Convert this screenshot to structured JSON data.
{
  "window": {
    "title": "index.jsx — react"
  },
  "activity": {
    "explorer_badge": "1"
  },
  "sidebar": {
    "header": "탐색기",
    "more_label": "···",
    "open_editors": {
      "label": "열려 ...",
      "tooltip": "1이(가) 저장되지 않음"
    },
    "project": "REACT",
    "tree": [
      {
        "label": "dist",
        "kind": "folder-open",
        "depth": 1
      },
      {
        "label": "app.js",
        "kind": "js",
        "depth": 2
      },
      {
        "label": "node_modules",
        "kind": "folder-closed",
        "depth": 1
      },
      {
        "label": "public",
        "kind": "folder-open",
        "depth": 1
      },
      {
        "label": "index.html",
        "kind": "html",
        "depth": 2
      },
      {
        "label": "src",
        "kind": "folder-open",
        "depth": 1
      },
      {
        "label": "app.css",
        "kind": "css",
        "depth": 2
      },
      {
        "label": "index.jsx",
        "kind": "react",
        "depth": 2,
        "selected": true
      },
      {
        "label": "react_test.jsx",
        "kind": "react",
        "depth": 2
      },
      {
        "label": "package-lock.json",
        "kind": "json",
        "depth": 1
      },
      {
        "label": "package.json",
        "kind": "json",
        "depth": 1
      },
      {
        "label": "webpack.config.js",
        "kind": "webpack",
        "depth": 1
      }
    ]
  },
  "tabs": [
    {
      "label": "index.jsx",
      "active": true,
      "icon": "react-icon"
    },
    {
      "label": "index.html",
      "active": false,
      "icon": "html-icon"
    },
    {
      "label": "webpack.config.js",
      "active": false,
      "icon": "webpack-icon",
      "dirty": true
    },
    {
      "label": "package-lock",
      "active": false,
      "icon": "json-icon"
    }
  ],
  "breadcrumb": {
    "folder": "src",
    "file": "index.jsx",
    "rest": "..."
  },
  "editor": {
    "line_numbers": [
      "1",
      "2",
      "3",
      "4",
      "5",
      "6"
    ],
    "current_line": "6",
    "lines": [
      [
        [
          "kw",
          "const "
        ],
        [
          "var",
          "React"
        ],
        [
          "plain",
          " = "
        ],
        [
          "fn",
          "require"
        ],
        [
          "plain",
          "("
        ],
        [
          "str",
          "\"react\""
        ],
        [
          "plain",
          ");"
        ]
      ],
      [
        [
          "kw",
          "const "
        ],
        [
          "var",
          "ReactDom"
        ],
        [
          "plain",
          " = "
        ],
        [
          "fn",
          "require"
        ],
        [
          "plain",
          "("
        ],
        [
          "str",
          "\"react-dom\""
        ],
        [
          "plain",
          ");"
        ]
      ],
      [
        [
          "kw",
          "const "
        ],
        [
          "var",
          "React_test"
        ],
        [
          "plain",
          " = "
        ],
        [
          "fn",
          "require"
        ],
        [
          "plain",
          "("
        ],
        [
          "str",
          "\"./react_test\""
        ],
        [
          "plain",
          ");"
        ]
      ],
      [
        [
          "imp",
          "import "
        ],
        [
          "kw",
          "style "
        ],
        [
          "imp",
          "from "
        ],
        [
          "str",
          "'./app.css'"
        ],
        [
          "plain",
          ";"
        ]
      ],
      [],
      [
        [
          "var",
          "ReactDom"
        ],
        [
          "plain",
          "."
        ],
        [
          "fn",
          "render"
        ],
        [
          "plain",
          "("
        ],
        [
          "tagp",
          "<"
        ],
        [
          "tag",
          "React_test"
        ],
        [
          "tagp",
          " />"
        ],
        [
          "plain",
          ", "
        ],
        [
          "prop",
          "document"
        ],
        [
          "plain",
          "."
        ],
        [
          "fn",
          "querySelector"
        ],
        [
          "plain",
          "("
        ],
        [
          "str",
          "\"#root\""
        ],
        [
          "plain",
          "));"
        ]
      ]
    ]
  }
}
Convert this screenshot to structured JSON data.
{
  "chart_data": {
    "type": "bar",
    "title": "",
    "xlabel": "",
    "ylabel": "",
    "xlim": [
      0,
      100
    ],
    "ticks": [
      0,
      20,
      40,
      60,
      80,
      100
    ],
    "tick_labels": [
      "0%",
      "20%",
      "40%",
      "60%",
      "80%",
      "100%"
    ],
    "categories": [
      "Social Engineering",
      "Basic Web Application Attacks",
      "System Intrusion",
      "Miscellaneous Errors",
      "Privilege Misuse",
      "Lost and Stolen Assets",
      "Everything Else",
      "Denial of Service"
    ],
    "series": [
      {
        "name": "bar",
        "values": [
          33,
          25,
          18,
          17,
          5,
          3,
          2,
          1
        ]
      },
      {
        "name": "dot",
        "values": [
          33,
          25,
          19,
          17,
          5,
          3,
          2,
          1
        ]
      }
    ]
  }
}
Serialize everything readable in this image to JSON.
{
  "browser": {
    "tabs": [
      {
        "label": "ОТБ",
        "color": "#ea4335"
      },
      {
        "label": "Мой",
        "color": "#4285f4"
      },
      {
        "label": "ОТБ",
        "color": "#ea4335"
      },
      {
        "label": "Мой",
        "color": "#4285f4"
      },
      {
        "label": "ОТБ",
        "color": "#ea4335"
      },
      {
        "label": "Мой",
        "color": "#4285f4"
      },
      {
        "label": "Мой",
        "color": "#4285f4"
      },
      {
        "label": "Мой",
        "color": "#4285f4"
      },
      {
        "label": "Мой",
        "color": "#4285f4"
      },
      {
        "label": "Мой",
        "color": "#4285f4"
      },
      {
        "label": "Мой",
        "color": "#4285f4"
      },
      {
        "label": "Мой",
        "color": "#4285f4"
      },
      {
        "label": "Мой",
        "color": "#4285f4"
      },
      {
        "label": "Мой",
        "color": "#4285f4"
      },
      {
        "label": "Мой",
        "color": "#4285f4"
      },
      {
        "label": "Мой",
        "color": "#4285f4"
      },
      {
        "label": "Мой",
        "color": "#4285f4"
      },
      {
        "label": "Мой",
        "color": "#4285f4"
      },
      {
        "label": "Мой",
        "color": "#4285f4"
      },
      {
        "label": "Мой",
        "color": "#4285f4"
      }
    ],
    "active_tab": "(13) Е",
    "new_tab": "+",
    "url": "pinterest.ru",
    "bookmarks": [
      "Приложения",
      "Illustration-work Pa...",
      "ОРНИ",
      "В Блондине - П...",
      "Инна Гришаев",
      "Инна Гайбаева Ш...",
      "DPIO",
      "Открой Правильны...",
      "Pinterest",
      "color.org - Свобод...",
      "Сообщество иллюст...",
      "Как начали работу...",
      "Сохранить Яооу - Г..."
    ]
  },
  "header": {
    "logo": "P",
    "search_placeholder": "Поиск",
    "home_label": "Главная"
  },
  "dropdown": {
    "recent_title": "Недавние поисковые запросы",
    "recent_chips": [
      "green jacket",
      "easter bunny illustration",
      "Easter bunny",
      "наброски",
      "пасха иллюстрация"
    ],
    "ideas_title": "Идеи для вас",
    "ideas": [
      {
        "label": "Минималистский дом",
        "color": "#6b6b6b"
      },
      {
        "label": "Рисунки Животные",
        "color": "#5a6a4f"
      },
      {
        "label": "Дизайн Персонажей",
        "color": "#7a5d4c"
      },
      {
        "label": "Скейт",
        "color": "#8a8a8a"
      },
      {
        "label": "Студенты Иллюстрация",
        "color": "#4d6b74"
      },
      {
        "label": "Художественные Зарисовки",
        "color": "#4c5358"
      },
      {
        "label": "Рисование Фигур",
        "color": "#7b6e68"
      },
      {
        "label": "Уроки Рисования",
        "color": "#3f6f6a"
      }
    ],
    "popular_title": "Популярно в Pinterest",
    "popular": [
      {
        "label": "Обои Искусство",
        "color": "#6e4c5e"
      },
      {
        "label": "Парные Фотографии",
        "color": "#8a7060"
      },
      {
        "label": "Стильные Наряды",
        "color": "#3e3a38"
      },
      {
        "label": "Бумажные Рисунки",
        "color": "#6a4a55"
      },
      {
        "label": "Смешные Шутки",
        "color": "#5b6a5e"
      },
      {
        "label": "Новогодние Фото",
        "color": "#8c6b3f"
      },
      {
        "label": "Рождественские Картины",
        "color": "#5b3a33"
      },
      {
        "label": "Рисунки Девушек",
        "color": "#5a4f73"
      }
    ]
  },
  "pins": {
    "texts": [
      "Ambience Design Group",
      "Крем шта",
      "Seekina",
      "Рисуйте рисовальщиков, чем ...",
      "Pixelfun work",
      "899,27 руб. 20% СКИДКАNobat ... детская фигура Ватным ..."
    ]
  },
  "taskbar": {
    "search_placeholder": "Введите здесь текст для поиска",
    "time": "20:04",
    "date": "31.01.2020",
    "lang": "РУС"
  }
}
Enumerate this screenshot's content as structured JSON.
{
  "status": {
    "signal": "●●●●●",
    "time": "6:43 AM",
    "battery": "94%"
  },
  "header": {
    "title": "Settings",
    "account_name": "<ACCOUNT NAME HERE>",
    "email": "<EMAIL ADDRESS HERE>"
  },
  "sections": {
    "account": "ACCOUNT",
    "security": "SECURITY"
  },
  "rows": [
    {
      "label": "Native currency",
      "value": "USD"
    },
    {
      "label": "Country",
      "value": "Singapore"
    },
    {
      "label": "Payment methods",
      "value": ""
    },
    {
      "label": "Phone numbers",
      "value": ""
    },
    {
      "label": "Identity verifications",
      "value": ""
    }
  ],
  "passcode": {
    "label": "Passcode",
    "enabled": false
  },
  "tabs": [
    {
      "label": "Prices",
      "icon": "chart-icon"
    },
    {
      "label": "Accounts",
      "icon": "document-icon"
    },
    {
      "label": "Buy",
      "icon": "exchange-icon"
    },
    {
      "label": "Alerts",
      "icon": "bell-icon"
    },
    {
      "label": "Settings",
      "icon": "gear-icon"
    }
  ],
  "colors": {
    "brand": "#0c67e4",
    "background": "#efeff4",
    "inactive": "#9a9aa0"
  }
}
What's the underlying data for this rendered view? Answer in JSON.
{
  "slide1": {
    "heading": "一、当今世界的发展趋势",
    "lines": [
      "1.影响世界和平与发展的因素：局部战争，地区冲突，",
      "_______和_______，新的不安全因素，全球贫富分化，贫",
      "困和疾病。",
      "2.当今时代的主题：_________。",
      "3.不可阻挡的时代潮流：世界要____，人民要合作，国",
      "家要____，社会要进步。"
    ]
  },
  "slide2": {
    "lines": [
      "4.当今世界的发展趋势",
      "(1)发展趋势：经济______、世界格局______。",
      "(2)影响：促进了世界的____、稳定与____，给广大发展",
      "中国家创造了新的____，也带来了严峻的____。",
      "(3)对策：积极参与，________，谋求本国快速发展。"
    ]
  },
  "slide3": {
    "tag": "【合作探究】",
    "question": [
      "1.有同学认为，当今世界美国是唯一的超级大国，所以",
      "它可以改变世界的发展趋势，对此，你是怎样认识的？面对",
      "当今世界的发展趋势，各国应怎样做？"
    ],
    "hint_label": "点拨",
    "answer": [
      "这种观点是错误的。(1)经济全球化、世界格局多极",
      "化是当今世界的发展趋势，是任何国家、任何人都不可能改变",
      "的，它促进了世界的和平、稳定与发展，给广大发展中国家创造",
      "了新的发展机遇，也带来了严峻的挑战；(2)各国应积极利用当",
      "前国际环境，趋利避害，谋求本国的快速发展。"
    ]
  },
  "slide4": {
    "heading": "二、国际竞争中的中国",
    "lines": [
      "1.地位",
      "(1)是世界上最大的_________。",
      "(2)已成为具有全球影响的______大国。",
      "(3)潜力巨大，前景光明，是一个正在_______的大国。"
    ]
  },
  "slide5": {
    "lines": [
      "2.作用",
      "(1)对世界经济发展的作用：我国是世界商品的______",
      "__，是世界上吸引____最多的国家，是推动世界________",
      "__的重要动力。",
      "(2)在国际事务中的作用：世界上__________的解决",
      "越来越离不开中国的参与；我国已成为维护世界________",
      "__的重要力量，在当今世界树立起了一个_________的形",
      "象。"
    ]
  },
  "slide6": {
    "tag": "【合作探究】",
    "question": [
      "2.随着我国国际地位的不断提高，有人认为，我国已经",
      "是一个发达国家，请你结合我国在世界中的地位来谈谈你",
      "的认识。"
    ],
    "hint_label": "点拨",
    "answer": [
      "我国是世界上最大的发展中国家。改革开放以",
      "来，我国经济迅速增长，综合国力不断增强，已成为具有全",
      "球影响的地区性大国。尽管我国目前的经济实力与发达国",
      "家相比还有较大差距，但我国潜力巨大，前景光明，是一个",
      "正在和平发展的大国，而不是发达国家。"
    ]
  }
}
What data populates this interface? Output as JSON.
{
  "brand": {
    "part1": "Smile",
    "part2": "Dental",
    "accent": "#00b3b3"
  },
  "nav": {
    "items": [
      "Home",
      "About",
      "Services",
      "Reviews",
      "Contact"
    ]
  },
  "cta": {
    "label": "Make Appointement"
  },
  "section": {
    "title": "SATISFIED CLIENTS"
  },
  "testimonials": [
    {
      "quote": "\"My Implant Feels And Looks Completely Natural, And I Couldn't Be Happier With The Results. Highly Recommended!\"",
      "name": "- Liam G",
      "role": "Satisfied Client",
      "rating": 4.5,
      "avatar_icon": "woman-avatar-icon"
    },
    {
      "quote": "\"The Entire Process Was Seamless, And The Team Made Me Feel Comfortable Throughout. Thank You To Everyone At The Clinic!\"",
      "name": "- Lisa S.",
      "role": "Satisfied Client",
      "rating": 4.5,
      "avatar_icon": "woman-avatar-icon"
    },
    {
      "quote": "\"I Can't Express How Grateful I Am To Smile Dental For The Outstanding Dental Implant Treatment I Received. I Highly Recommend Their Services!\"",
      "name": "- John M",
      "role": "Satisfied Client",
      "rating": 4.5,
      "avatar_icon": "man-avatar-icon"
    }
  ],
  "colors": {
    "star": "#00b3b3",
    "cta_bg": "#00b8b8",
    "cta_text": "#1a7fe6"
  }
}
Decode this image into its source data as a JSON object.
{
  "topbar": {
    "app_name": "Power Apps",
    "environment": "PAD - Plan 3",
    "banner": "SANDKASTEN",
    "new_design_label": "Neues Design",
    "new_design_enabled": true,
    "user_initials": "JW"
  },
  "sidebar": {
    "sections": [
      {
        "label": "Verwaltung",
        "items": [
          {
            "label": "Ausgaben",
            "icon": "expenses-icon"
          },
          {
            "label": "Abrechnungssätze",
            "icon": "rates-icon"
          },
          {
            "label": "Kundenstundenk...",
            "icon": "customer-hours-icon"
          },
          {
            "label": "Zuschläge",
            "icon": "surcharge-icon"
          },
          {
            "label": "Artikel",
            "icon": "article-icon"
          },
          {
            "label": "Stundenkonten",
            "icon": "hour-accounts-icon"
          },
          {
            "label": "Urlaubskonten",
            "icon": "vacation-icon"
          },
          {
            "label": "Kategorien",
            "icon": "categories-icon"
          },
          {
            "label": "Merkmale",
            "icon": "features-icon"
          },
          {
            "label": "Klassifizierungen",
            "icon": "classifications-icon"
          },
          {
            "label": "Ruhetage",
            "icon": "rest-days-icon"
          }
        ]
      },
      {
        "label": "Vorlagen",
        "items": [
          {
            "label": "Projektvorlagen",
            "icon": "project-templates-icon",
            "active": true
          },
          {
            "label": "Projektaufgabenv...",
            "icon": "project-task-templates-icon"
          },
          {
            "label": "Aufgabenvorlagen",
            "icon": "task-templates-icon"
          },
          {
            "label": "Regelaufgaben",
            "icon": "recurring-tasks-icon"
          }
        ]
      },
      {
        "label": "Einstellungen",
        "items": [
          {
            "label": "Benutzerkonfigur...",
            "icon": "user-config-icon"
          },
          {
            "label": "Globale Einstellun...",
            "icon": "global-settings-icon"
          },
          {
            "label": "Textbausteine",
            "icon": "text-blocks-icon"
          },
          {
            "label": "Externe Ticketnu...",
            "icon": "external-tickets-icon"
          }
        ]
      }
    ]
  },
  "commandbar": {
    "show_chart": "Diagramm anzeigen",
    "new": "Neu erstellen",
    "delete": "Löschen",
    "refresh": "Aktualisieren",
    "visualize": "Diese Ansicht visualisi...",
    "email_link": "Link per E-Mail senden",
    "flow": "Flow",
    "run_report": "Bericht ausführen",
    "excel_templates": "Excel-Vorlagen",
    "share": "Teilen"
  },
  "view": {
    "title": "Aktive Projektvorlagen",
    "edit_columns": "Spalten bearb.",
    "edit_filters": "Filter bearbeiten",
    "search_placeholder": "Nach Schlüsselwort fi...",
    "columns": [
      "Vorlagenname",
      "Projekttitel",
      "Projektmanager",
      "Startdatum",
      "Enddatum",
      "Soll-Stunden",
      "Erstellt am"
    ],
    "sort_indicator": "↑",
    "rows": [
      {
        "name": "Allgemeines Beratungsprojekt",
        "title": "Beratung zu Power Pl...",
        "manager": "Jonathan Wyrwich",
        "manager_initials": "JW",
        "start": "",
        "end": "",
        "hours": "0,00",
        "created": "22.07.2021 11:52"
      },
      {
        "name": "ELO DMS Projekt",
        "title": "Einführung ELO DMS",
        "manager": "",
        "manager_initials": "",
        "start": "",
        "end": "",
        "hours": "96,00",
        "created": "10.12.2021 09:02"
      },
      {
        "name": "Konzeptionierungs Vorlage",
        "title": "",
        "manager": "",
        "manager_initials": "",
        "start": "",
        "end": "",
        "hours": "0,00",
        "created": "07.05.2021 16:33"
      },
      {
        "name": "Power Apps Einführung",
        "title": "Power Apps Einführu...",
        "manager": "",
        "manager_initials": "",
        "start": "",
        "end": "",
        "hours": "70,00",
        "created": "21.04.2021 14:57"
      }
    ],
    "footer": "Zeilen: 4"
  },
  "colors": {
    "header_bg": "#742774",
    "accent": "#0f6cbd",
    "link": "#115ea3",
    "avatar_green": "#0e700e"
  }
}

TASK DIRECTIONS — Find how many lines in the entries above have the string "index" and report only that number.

REPLY — 6